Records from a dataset
○ ○ ○

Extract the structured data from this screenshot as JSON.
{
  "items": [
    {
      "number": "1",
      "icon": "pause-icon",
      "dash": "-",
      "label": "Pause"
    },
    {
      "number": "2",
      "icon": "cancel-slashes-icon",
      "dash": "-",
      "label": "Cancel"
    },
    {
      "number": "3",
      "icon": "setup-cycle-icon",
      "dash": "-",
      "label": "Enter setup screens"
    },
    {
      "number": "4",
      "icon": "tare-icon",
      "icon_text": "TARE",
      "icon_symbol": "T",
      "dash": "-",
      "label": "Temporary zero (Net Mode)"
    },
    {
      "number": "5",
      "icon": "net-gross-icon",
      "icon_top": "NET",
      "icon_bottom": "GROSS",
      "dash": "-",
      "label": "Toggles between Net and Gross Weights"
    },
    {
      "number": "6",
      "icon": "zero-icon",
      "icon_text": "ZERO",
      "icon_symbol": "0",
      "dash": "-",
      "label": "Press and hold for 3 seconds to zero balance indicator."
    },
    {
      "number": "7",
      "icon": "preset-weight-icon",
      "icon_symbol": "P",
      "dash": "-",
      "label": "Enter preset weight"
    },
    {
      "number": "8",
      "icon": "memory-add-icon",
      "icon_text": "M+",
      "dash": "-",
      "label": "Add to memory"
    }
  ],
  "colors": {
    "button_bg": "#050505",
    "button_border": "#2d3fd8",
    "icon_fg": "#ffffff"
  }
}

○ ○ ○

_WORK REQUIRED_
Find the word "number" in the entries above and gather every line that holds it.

_YOUR SOLUTION_
      "number": "1",
      "number": "2",
      "number": "3",
      "number": "4",
      "number": "5",
      "number": "6",
      "number": "7",
      "number": "8",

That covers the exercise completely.